The popular photo sharing service Flickr is harnessing the power of HTML5 to make it even easier to get your photos on the web. With Flickr's new HTML5 uploader photo sharing is just a drag-and-drop away.
Flickr bucks the low-res, filter-happy photo sharing trend in favor of bigger, sharper, more beautiful images.
Humorist and video blogging pioneer Ze Frank is once again producing new episodes of The Show with Ze Frank.
The new iPad is just the first in a coming tidal wave of high-resolution screens. Today we have hacks, but what the web needs are new standards and new tools to make sure developers are ready for the high-resolution future.
The rise of mobile devices means a return to limited bandwidth, but also gorgeous, high-res displays. Better screens connected to skinnier pipes makes serving images on the web more complicated, but fortunately Foresight.js offers a very clever solution.
Serving the right image to the right screen can be tricky. Developers need to account for not just screen size, but available bandwidth as well.
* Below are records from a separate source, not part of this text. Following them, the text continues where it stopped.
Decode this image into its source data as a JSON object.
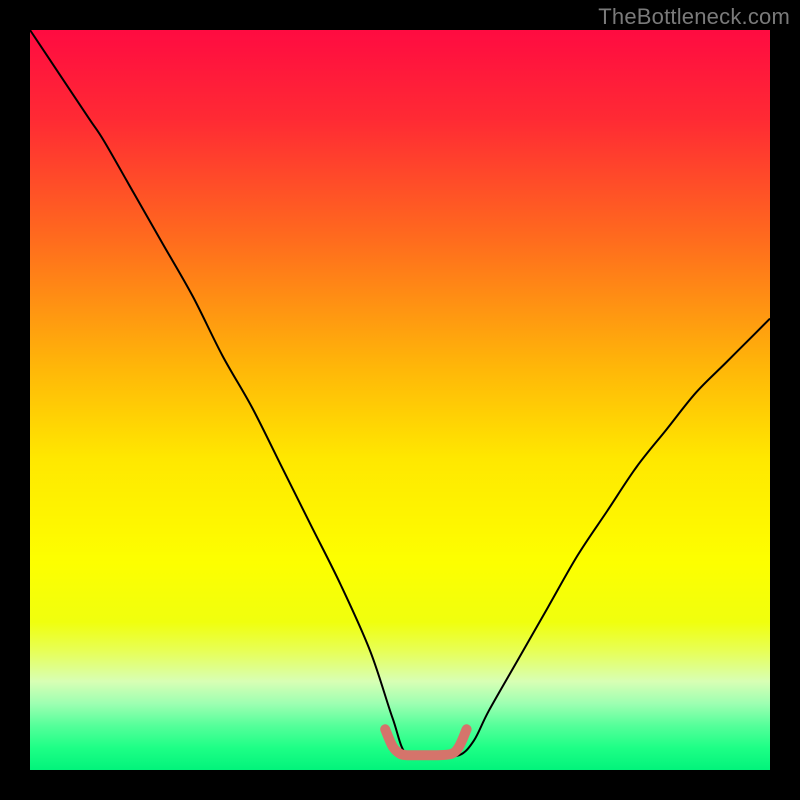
{
  "watermark": "TheBottleneck.com",
  "chart_data": {
    "type": "line",
    "title": "",
    "xlabel": "",
    "ylabel": "",
    "xlim": [
      0,
      100
    ],
    "ylim": [
      0,
      100
    ],
    "legend": false,
    "grid": false,
    "gradient_stops": [
      {
        "pct": 0,
        "color": "#ff0b41"
      },
      {
        "pct": 12,
        "color": "#ff2a34"
      },
      {
        "pct": 28,
        "color": "#ff6a1e"
      },
      {
        "pct": 45,
        "color": "#ffb409"
      },
      {
        "pct": 58,
        "color": "#ffe800"
      },
      {
        "pct": 72,
        "color": "#fdff00"
      },
      {
        "pct": 80,
        "color": "#f0ff0e"
      },
      {
        "pct": 84,
        "color": "#e7ff58"
      },
      {
        "pct": 88,
        "color": "#d8ffb4"
      },
      {
        "pct": 91,
        "color": "#9effb2"
      },
      {
        "pct": 94,
        "color": "#55ff9a"
      },
      {
        "pct": 97,
        "color": "#1eff86"
      },
      {
        "pct": 100,
        "color": "#02f37b"
      }
    ],
    "series": [
      {
        "name": "bottleneck-curve",
        "color": "#000000",
        "width": 2,
        "x": [
          0,
          4,
          8,
          10,
          14,
          18,
          22,
          26,
          30,
          34,
          38,
          42,
          46,
          49,
          51,
          55,
          58,
          60,
          62,
          66,
          70,
          74,
          78,
          82,
          86,
          90,
          94,
          98,
          100
        ],
        "y": [
          100,
          94,
          88,
          85,
          78,
          71,
          64,
          56,
          49,
          41,
          33,
          25,
          16,
          7,
          2,
          2,
          2,
          4,
          8,
          15,
          22,
          29,
          35,
          41,
          46,
          51,
          55,
          59,
          61
        ]
      },
      {
        "name": "flat-bottom-highlight",
        "color": "#d5746b",
        "width": 10,
        "linecap": "round",
        "x": [
          48,
          49,
          50,
          51,
          53,
          55,
          57,
          58,
          59
        ],
        "y": [
          5.5,
          3.2,
          2.2,
          2.0,
          2.0,
          2.0,
          2.2,
          3.2,
          5.5
        ]
      }
    ]
  }
}
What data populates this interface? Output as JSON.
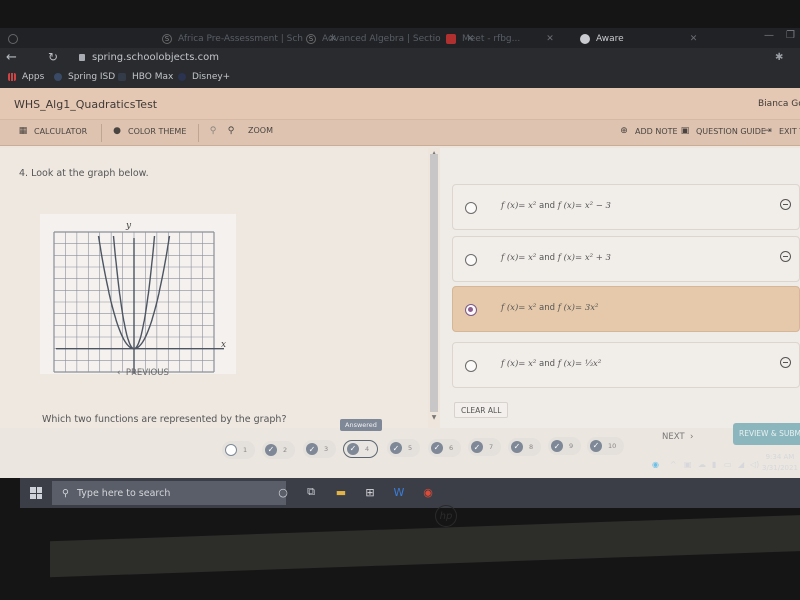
{
  "browser": {
    "tabs": [
      {
        "label": "Africa Pre-Assessment | Sch",
        "icon": "schoolobjects-icon",
        "active": false
      },
      {
        "label": "Advanced Algebra | Sectio",
        "icon": "schoolobjects-icon",
        "active": false
      },
      {
        "label": "Meet - rfbg...",
        "icon": "meet-icon",
        "active": false
      },
      {
        "label": "Aware",
        "icon": "globe-icon",
        "active": true
      }
    ],
    "url": "spring.schoolobjects.com",
    "bookmarks": [
      {
        "label": "Apps",
        "icon": "apps-grid-icon"
      },
      {
        "label": "Spring ISD",
        "icon": "bookmark-icon"
      },
      {
        "label": "HBO Max",
        "icon": "hbo-icon"
      },
      {
        "label": "Disney+",
        "icon": "disney-icon"
      }
    ]
  },
  "app": {
    "title": "WHS_Alg1_QuadraticsTest",
    "user": "Bianca Gon",
    "toolbar": {
      "calculator": "CALCULATOR",
      "color_theme": "COLOR THEME",
      "zoom": "ZOOM",
      "add_note": "ADD NOTE",
      "question_guide": "QUESTION GUIDE",
      "exit": "EXIT T"
    }
  },
  "question": {
    "title": "4. Look at the graph below.",
    "prompt": "Which two functions are represented by the graph?",
    "graph": {
      "x_label": "x",
      "y_label": "y"
    },
    "options": [
      {
        "f1": "f (x)= x²",
        "and": "and",
        "f2": "f (x)= x² − 3",
        "selected": false
      },
      {
        "f1": "f (x)= x²",
        "and": "and",
        "f2": "f (x)= x² + 3",
        "selected": false
      },
      {
        "f1": "f (x)= x²",
        "and": "and",
        "f2": "f (x)= 3x²",
        "selected": true
      },
      {
        "f1": "f (x)= x²",
        "and": "and",
        "f2": "f (x)= ⅓x²",
        "selected": false
      }
    ],
    "clear_all": "CLEAR ALL"
  },
  "navigation": {
    "previous": "PREVIOUS",
    "next": "NEXT",
    "review_submit": "REVIEW & SUBMI",
    "tooltip": "Answered",
    "current_question": 4,
    "questions": [
      {
        "n": "1",
        "answered": false
      },
      {
        "n": "2",
        "answered": true
      },
      {
        "n": "3",
        "answered": true
      },
      {
        "n": "4",
        "answered": true
      },
      {
        "n": "5",
        "answered": true
      },
      {
        "n": "6",
        "answered": true
      },
      {
        "n": "7",
        "answered": true
      },
      {
        "n": "8",
        "answered": true
      },
      {
        "n": "9",
        "answered": true
      },
      {
        "n": "10",
        "answered": true
      }
    ]
  },
  "taskbar": {
    "search_placeholder": "Type here to search",
    "time": "9:34 AM",
    "date": "3/31/2021"
  },
  "colors": {
    "header": "#e5c8b4",
    "selected_option": "#e6c9aa",
    "review_button": "#8cb6bd",
    "answered_check": "#7f8897"
  }
}
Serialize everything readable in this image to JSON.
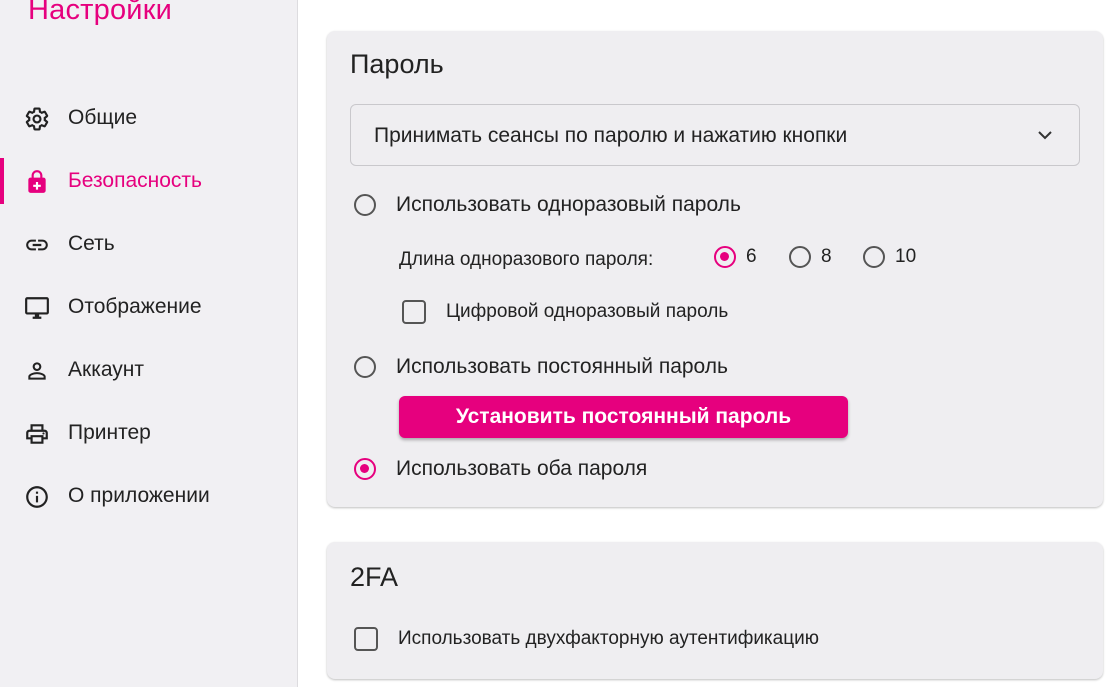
{
  "sidebar": {
    "title": "Настройки",
    "items": [
      {
        "label": "Общие",
        "icon": "gear-icon"
      },
      {
        "label": "Безопасность",
        "icon": "lock-icon",
        "active": true
      },
      {
        "label": "Сеть",
        "icon": "link-icon"
      },
      {
        "label": "Отображение",
        "icon": "monitor-icon"
      },
      {
        "label": "Аккаунт",
        "icon": "person-icon"
      },
      {
        "label": "Принтер",
        "icon": "printer-icon"
      },
      {
        "label": "О приложении",
        "icon": "info-icon"
      }
    ]
  },
  "password_card": {
    "title": "Пароль",
    "approve_mode": {
      "selected": "Принимать сеансы по паролю и нажатию кнопки"
    },
    "one_time": {
      "label": "Использовать одноразовый пароль",
      "selected": false,
      "length_label": "Длина одноразового пароля:",
      "length_options": [
        "6",
        "8",
        "10"
      ],
      "length_selected": "6",
      "numeric_label": "Цифровой одноразовый пароль",
      "numeric_checked": false
    },
    "permanent": {
      "label": "Использовать постоянный пароль",
      "selected": false,
      "button_label": "Установить постоянный пароль"
    },
    "both": {
      "label": "Использовать оба пароля",
      "selected": true
    }
  },
  "twofa_card": {
    "title": "2FA",
    "enable_label": "Использовать двухфакторную аутентификацию",
    "enabled": false
  },
  "colors": {
    "accent": "#e6007e",
    "sidebar_bg": "#f1f0f3",
    "card_bg": "#efeef1"
  }
}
A new solution solves the problem with just a few lines of code, provided of course that browser makers accept
40 Minimalist WordPress Themes of All Time
DesignCrowd Giveaway – Win $275 Worth Logo Design Services
Avoiding Censorship: How Blocked Websites Stay Online and Accessible [MakeUseOf Explains]
Uberflip – Engaging PDF Content on Any Device
Freelance Designer News Articles
Web Apps & Internet
cool web apps
iPhone / iPad / iPod
Games & Gaming Tips
Freelance Graphic & Web
Cool Windows Apps & Tric